Two of the winners, the Levitating Theatre (from Poland) and Theatre in the Wild (Hong Kong), are outdoor theatres. The Levitating Theatre is a small-scale, playful performance space that is both stage and outdoor dining table. The theatre is sensitive to the surrounding environment – the platform flows between two trees – and embodies a sense of experiment. Here, performance might be a feast for all the senses.
Theatre in the Wild meanwhile is a temporary construction, made out of reclaimed and recyclable materials. The staging area responds to the surrounding environment when the wind moves it and shadows from nearby banana trees play across it. Located in a rural landscape – in the village of Ping Che in the North District – which is threatened by urban development, it is more than simply a place to watch a show. It draws attention to the struggles of local people and creates a space where art and nature are in dialogue – and where residents, invited artists and visitors from the city can meet.
The visually striking mobile concert platform Soundforms (from the UK) brings the acoustic qualities of an indoor concert hall to outdoor public spaces.
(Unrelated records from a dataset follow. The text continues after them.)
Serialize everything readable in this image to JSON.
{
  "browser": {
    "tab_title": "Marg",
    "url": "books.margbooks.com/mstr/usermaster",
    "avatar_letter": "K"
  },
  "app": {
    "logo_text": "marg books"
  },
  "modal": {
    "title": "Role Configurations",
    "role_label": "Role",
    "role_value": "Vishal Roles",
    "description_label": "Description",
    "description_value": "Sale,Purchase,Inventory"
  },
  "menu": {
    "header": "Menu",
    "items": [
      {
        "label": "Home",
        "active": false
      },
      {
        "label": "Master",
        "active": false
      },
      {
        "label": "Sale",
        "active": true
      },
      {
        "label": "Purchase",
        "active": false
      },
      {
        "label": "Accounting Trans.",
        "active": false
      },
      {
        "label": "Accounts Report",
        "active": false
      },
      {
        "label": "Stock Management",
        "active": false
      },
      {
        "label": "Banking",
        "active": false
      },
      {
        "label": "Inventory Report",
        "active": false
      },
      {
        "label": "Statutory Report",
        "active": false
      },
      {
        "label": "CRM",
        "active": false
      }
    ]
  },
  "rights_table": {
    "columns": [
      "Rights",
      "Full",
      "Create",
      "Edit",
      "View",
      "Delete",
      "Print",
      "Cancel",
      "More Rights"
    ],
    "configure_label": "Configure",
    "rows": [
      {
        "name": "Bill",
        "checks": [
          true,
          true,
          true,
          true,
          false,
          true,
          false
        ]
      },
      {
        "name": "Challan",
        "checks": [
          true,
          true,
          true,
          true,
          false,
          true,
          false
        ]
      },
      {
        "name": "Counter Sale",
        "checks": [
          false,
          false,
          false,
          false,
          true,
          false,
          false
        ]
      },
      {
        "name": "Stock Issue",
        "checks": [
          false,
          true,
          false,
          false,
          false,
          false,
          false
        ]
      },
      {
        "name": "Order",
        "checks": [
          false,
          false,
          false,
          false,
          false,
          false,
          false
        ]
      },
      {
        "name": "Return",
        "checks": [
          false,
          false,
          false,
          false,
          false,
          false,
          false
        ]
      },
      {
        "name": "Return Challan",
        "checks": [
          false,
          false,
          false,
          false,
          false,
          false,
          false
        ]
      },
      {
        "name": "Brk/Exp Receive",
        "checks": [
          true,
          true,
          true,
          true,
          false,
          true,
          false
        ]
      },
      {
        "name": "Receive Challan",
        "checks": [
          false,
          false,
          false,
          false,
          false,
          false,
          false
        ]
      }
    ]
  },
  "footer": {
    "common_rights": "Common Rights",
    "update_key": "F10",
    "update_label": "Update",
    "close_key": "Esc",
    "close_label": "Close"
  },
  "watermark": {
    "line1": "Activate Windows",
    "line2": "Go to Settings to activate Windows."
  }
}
Soundforms is shaped like a large white shell lined with rows of acoustic panels. It differs from other outdoor concert platforms – like California’s iconic Hollywood Bowl – because it can be moved to different places and musicians don’t need to rely on electric amplification to be heard clearly.
And finally, the minimalist multi-purpose auditorium Dox+ in the Czech Republic has revolving ceiling panels that enable it to be acoustically tuned to the needs of spoken-word or musical performances. Its light-colored concrete walls and floor give it a strong architectural presence and identity. The walls are also visible during performances, so the audience is always aware of where they are, and the here-and-now reality of the event.
Other examples from the Quadrennial, such as The Living Stage (New York) and Punctum’s Public Cooling House (Melbourne), were created in response to community and ecological concerns. The Living Stage transformed a park in New York into a space of communal interaction and celebration. Recycled materials and plants were used to create a performance space for a play created by local primary school children and elderly residents. The Public Cooling House meanwhile is a temporary wooden building that the public can enter and experience different cooling acts performed by attendants. With their feet immersed in water, and a damp cloth placed gently on their foreheads, they can reflect on the importance of water in our rapidly warming world.
Part of the event
The most interesting new theatre and performances spaces are those that serve as integral parts of performance events rather than as mere containers for them. Theatre and performance makers have increasingly explored sites, places and locations beyond traditional theatre buildings where their work can engage audiences in new ways. Former industrial sites, town halls and places of worship have all been adapted to serve as places for performance. The use of these spaces connects us to the past as we contemplate the present and our possible futures.
For centuries, theatres have served as locations where people gather to share in the excitement of live performance and reflect on what it means to be human. As they continue to evolve in response to pressing social, political and environmental issues that concern our shared humanity, theatres are opening up new possibilities for connection and interaction which remind spectators that we are never separate from the scenes we witness, whether in performance or in everyday life.
This essay was originally published by Andrew Filmer on theconversation.com on July 2, 2019. Reposted with permission. Read original here
This post was written by the author in their personal capacity.The opinions expressed in this article are the author’s own and do not reflect the view of The Theatre Times, their staff or collaborators.
This post was written by Andrew Filmer.
The views expressed here belong to the author and do not necessarily reflect our views and opinions.